### The task
List every line in this data where the string "sublabel" occurs.

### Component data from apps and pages
((
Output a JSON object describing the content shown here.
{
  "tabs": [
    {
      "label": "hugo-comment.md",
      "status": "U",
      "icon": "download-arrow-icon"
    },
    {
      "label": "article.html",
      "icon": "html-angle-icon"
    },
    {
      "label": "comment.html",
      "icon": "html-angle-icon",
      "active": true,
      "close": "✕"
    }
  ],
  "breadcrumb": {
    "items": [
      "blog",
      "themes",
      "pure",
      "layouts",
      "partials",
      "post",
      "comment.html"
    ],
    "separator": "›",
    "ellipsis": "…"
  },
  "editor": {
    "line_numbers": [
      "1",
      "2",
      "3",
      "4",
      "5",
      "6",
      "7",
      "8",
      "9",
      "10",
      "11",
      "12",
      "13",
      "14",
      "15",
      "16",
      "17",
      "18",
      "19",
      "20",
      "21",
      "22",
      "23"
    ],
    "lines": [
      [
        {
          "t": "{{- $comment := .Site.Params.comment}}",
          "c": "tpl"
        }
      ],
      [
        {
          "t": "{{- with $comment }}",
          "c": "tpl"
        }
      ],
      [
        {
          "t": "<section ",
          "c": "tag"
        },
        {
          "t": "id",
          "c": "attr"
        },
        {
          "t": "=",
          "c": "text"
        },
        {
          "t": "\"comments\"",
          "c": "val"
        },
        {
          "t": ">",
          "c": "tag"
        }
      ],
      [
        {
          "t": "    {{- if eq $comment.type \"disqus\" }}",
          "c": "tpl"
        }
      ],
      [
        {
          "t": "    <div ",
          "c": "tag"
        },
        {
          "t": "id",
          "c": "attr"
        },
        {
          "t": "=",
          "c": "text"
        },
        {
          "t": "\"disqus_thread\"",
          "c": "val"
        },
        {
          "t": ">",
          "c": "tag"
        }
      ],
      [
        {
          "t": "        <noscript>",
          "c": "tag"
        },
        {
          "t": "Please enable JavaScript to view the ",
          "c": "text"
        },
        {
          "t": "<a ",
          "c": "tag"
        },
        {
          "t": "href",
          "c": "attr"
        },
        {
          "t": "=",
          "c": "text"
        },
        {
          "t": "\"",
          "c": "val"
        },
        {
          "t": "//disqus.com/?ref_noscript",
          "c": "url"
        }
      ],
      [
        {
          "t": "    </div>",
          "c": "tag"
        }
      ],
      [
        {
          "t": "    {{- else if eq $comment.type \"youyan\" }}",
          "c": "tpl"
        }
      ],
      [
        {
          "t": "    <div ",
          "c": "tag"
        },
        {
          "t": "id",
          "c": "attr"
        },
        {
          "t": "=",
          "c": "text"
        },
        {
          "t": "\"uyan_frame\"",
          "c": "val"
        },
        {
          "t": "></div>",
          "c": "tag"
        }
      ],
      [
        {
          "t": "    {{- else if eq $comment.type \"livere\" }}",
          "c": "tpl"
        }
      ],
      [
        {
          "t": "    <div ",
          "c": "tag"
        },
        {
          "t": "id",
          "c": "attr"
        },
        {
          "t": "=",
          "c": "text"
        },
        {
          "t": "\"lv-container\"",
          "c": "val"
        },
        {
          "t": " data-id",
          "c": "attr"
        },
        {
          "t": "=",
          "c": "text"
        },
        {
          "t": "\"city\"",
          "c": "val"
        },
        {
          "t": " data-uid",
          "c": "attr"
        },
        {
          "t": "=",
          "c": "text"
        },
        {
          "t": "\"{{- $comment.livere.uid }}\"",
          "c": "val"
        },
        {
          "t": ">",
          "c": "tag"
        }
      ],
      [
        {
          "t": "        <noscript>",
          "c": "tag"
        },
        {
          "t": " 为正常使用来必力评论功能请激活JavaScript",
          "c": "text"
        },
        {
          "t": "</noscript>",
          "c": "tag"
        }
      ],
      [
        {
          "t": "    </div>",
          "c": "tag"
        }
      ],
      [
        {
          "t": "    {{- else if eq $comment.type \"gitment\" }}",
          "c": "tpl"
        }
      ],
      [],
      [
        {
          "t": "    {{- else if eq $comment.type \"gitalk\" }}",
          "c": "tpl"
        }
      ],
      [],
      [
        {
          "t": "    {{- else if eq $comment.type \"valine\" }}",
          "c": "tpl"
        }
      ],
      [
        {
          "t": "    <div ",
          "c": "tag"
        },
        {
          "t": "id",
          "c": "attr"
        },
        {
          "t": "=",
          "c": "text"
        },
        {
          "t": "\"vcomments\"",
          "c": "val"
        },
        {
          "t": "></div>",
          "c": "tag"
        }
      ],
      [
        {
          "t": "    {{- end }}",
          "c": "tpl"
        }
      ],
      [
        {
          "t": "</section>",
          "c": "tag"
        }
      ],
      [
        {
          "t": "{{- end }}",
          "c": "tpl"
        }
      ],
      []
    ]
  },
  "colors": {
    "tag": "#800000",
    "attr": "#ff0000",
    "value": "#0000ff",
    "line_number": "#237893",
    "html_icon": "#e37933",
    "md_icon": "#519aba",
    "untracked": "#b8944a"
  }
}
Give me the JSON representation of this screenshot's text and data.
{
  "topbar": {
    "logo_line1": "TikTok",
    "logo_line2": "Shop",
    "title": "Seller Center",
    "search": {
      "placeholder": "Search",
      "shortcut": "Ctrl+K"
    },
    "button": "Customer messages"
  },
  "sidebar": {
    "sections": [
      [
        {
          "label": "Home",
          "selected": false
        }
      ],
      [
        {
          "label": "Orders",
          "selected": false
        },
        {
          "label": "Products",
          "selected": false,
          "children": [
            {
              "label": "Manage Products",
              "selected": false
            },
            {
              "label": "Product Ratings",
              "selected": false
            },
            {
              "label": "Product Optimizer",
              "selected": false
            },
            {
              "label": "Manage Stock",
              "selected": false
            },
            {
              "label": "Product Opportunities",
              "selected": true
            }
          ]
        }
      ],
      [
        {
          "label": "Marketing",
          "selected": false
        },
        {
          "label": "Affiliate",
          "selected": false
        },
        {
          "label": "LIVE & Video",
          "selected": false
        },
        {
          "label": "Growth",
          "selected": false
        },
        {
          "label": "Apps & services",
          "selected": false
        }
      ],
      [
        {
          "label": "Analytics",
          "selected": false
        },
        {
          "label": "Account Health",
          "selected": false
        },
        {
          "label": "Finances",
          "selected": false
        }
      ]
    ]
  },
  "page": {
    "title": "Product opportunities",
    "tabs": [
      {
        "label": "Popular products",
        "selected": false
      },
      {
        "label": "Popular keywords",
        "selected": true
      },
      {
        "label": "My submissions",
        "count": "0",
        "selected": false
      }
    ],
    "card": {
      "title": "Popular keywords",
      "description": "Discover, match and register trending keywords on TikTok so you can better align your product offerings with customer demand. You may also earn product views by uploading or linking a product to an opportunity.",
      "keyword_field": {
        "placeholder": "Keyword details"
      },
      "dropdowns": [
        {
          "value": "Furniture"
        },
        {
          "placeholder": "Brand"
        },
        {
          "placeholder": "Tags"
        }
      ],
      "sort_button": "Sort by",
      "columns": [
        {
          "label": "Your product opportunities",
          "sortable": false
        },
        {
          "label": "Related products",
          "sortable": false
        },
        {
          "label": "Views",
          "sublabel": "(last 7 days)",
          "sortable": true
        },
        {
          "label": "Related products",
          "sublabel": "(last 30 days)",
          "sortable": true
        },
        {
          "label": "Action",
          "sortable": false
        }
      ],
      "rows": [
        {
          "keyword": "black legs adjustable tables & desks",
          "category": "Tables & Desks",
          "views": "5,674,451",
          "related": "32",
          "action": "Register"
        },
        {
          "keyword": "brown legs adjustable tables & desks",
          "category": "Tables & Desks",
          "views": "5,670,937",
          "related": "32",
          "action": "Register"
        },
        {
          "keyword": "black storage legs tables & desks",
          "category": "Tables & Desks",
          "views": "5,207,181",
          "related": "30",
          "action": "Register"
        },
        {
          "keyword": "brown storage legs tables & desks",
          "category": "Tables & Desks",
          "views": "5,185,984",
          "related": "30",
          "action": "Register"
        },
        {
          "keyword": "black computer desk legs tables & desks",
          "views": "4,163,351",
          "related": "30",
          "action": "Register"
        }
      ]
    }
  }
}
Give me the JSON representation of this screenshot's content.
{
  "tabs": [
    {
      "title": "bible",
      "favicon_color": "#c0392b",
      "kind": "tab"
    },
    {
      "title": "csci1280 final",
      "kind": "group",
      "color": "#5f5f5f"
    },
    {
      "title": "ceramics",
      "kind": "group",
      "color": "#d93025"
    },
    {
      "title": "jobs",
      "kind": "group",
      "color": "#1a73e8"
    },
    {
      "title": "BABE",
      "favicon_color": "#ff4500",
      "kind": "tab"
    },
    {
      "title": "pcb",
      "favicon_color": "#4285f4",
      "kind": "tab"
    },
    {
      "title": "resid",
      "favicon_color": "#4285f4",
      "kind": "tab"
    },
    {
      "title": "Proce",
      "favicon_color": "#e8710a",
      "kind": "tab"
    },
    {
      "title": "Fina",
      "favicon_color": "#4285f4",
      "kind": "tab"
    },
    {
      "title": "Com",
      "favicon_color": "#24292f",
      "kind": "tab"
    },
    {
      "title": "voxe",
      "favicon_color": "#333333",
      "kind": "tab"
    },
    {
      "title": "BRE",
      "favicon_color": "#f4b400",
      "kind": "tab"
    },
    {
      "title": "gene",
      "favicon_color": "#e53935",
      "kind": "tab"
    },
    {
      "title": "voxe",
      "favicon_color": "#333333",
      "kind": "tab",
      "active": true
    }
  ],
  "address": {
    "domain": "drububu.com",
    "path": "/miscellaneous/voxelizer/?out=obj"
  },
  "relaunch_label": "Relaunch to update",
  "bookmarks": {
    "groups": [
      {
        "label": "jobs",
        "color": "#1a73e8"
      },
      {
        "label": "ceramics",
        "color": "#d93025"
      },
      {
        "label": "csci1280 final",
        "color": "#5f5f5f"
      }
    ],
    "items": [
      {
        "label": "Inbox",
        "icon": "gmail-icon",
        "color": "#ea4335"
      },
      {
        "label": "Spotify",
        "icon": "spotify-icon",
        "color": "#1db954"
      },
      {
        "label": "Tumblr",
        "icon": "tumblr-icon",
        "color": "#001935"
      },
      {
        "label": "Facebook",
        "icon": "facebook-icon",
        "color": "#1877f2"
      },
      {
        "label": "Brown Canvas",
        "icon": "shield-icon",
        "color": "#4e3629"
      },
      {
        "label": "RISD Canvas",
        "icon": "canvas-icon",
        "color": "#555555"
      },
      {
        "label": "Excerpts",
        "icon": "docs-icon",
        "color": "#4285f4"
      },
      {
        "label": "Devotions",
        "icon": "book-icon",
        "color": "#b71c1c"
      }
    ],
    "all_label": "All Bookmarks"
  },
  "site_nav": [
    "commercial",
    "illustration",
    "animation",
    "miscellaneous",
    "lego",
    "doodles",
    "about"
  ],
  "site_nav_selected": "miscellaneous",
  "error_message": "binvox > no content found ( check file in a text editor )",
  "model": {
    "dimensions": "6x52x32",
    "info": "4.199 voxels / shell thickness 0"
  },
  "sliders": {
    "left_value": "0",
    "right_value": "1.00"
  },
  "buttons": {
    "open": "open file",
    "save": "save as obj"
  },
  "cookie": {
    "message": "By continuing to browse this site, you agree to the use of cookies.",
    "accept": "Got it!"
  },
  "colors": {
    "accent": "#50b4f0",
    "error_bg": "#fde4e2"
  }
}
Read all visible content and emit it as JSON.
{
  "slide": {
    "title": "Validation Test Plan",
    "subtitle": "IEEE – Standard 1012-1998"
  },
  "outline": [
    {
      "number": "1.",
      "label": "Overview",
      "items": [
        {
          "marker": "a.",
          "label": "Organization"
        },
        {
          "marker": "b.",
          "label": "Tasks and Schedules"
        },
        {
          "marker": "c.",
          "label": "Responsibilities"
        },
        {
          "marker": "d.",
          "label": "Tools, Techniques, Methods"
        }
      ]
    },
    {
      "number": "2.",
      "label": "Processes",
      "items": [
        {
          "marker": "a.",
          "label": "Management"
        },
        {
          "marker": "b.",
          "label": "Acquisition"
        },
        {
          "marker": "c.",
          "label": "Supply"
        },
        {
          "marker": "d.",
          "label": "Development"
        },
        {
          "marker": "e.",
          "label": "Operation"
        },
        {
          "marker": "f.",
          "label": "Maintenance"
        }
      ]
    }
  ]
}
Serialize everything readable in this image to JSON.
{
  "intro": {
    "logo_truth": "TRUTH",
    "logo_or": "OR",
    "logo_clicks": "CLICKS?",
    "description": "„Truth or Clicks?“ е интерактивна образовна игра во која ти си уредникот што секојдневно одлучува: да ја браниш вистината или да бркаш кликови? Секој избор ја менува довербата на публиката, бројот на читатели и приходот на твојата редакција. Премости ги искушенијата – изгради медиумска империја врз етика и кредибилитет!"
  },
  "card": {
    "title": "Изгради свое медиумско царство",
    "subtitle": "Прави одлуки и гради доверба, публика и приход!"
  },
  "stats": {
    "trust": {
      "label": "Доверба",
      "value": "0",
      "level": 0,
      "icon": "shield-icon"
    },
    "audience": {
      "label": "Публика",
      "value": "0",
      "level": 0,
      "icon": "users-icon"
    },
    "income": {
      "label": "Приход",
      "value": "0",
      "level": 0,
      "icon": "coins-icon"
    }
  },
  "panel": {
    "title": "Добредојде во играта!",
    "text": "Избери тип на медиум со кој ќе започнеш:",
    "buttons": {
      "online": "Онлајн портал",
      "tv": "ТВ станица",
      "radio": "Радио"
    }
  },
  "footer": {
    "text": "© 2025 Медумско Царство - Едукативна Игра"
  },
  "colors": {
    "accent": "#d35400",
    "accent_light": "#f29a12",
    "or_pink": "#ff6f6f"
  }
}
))
### Solution to this task
          "sublabel": "(last 7 days)",
          "sublabel": "(last 30 days)",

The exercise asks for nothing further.